This post is the second of a five-part series on best practices in CEO succession. The purpose of the series is to share some of the insights I’ve gained while helping companies manage the messy, sometimes confusing terrain of CEO succession. My role in the process is first to provide an outside perspective for boards and CEOs on their most talented leaders. Then I help them navigate the transition to the greatest benefit of the company and the individuals involved. Leadership transitions at the top are complex and can get personal, but they also provide a rare opportunity for companies to make a huge difference in their bottom line (in both directions!). Here’s the second question you should ask when trying to get it right.
Question 2: Are Internal Candidates Better than External Candidates?
A recent report by the National Association of Corporate Directors (NACD) found that 75% of directors will answer, “Yes, internal candidates are better.” Despite the clear bias in favor of internal candidates, the same study found that only 54% of companies actually chose an internal candidate to succeed their CEO. So, whereas people seem to think they prefer internal candidates, their actions suggest otherwise.
My answer to this question is, “No, internal candidates are not (necessarily) better.” The best candidate to succeed your current CEO is the candidate who has the talent necessary to achieve the board’s vision for the future of the organization.
In identifying candidates and choosing among them, the board must take a hard look at the current condition of the company and consider what direction the company needs to go. Hiring a new CEO is a truly unique and powerful opportunity to redirect a company, or to keep it on track. As such, consideration of current capacity and strategic direction should determine the best candidate pool.
Why internal candidates?
Internal candidates will be far better at maintaining and consolidating your current position.
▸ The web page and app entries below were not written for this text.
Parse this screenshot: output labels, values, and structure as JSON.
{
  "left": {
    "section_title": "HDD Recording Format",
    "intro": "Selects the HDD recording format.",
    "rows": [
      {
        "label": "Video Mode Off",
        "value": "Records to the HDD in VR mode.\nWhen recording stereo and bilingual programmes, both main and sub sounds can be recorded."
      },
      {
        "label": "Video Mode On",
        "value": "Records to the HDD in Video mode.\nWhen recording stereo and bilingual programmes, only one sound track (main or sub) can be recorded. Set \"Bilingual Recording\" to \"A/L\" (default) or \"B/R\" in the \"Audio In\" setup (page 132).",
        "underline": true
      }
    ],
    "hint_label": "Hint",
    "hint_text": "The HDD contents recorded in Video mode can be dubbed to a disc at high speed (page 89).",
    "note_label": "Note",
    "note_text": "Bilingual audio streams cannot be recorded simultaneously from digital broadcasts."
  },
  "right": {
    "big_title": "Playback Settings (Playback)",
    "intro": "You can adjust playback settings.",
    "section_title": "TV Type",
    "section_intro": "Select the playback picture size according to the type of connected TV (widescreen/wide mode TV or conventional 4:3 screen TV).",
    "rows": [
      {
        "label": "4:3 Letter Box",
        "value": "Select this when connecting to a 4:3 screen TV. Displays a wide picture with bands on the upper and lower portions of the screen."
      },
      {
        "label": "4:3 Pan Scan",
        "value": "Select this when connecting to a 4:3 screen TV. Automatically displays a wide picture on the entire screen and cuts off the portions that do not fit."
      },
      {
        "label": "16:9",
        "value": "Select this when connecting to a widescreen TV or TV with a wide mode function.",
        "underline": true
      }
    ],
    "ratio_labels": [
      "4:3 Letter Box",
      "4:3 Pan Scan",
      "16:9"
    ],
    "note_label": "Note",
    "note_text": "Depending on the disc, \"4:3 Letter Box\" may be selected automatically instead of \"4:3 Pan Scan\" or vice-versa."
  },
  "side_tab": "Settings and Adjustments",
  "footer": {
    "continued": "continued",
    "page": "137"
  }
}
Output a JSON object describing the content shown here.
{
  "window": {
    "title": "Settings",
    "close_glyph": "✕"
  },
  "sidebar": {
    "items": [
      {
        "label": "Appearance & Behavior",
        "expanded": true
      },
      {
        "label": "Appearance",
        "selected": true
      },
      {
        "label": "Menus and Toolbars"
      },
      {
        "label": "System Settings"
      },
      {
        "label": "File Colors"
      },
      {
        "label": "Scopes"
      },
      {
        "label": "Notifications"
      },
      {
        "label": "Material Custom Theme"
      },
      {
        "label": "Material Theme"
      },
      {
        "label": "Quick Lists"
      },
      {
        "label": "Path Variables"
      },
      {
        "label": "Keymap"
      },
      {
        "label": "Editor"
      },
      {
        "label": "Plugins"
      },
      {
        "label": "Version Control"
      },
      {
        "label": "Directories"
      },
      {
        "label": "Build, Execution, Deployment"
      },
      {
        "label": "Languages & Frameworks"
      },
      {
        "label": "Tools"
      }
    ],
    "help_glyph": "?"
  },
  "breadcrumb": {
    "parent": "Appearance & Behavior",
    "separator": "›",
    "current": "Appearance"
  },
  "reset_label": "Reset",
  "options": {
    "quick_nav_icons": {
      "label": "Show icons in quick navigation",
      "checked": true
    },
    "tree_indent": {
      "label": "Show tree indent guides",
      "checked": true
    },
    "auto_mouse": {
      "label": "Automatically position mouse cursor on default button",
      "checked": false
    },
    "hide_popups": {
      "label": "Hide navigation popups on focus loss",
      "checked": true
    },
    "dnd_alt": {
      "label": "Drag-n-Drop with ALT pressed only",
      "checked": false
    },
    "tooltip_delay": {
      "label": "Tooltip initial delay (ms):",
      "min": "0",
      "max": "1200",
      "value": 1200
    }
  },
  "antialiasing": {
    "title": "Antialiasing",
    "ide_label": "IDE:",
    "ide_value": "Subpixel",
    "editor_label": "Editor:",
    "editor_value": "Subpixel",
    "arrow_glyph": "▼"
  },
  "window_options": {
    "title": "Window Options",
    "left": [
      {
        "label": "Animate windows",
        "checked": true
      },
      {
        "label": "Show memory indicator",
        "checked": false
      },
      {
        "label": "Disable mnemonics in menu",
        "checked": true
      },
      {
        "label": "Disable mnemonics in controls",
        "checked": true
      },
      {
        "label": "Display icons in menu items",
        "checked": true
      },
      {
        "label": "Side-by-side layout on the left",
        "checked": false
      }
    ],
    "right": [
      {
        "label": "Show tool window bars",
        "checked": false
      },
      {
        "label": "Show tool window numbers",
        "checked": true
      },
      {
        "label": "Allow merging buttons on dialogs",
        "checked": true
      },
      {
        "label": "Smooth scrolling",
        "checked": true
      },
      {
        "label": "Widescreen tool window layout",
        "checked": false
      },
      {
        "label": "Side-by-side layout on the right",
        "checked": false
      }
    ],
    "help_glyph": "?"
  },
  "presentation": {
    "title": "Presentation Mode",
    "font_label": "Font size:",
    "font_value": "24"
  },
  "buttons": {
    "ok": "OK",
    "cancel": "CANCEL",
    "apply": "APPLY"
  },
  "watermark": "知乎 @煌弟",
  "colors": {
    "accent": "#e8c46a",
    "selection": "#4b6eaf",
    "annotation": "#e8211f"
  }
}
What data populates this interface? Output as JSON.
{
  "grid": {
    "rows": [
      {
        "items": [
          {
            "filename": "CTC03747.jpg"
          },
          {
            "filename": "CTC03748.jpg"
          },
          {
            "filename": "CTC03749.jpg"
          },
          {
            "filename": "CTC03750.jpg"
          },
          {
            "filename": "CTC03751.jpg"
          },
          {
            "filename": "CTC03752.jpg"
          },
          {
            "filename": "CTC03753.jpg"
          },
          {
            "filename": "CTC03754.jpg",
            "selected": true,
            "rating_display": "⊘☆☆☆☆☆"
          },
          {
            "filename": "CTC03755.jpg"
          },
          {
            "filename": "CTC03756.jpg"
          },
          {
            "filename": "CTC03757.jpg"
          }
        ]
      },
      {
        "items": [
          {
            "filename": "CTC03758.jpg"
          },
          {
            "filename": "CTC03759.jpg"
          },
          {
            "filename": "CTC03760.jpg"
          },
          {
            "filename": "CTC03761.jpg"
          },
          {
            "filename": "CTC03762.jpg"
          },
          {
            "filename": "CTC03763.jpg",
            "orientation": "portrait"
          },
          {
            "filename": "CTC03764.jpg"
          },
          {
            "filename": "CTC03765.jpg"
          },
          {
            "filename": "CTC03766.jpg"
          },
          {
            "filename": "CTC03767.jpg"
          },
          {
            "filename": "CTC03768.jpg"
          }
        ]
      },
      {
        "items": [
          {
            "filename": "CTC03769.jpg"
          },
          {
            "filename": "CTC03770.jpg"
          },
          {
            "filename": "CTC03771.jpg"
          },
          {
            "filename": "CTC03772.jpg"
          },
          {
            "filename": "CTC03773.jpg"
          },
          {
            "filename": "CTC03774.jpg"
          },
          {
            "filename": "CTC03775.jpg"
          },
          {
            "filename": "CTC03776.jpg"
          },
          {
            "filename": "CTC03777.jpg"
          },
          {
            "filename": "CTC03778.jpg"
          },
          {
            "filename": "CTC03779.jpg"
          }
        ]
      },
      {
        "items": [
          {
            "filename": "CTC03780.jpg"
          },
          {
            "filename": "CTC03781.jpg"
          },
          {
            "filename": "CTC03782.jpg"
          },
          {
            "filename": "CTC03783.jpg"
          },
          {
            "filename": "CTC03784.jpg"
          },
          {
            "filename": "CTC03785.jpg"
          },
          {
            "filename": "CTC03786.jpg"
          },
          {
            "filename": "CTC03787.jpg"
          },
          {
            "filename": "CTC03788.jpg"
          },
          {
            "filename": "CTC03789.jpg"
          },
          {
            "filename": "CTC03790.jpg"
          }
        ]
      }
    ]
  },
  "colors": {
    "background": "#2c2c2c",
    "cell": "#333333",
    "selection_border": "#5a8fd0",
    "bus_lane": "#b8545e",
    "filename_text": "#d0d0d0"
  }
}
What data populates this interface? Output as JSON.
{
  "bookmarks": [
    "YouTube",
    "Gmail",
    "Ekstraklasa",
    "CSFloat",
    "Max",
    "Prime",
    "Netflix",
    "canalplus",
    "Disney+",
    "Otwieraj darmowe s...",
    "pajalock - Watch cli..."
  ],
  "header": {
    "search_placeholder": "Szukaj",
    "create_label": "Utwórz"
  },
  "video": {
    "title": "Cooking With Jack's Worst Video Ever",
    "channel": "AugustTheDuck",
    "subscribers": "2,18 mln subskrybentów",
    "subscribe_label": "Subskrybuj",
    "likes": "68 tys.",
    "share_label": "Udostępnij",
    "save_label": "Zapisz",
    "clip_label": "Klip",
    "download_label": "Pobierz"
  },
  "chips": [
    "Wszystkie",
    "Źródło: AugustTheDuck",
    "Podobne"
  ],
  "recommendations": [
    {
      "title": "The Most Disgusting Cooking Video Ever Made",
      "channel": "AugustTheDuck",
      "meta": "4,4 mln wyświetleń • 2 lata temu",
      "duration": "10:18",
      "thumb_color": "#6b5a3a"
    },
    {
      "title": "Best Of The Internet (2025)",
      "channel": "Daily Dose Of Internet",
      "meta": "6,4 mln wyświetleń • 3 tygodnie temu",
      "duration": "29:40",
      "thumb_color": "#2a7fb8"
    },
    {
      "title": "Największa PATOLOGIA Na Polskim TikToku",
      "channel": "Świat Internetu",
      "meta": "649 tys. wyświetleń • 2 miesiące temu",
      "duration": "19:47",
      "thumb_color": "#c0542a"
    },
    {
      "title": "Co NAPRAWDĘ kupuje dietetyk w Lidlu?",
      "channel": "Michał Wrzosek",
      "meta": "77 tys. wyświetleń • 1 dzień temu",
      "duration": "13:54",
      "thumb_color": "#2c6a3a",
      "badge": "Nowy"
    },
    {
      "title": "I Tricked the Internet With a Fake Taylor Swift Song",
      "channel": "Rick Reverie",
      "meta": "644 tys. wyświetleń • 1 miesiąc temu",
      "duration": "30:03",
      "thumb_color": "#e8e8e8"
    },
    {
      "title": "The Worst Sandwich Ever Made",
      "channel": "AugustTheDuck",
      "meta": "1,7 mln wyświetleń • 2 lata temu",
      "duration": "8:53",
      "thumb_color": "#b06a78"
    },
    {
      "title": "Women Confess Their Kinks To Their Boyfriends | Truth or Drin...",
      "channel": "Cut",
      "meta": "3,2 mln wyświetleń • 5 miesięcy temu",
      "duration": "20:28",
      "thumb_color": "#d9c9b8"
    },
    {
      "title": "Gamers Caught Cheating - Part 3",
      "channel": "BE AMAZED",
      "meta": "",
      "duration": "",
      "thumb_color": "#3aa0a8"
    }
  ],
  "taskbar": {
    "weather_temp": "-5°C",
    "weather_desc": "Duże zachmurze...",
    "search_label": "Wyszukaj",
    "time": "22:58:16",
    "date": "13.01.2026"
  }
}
Rarely will an internal candidate succeed at a true turnaround, nor will they be able to radically change the business. If your company makes and distributes cardboard boxes, asking a current executive to change the business into a national insurance company (true story!) is not likely to succeed.
The other advantages of internal candidates are significant. First, you have more accurate information about internal employee’s talents. Second, internal candidates also tend to provide a better storyline of progression for employees, customers and shareholders. People like the feeling of stability and predictability that comes from an internal promotion. Third, it is cheaper to promote from within. External searches can be very expensive and CEO salary is not likely to shrink much with an external hire. And last, but certainly not least, research published in the Journal of Managerial Issues shows that in case of a sudden need to replace a CEO, internal candidates generate greater financial results (Behn, et al, 2006).
Keep in mind, however, that promoting to CEO internally often requires sensitive handling of the runners up. The process of screening and choosing internal candidates must be conducted with the utmost care, if you have any hope of retaining the runners up (not to mention keeping them motivated to work for the person who was chosen).
Why hire an external candidate?
Flipping the pros for internals upside down provides an obvious list. Beyond this, the most common reason for hiring outside is inadequate talent to fill the job from the inside. This points to the need for better leadership development for executives, but sometimes it is the board’s only choice.
It sounds obvious, but a critical reason for hiring externally is getting a “fresh start.” The company may need new talents or new experience to effectively respond to competitive or environmental threats. Not only that, but hiring externals presents a great opportunity to shift perceptions about your company. An external hire can assure shareholders that the board is serious about a turnaround, or motivate an employee base or executive team that has become complacent.
For smaller firms, developing future CEOs internally is difficult, and often external hires are the only viable option. In this case, try to use acquisitions, advisory board involvement, volunteer work, or strategic partnerships to learn as much as possible about potential successors before extending an offer. A misstep at the top of a small firm can be devastating.
Stay tuned for the next post, Question 3: What criteria should be used to select a successor? In the meantime, I would love to hear about readers’ experience on Question 2. What do you think works well when selecting and supporting internal vs. external candidates?